[Interface dataset entries]
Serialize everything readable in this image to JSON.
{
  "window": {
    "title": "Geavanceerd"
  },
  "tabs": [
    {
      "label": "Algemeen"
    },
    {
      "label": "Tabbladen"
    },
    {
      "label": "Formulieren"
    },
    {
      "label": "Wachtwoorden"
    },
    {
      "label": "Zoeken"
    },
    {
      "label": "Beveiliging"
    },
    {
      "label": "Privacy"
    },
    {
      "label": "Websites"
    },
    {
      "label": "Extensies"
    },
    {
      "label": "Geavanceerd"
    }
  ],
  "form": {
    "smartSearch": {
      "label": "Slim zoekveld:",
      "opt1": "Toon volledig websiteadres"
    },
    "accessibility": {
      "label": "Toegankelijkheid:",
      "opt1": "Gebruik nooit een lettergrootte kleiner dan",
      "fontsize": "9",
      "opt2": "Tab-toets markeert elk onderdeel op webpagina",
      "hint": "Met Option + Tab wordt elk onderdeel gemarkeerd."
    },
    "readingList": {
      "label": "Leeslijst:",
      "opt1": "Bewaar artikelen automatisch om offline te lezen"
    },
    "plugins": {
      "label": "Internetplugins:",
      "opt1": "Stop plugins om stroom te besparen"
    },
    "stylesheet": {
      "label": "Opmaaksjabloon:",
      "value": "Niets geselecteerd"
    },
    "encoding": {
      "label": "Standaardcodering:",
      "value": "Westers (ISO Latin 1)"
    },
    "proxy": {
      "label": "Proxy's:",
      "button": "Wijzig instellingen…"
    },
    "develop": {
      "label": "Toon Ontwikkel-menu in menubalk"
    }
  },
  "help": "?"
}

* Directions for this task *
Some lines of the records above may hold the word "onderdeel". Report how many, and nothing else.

* Answer to this task *
2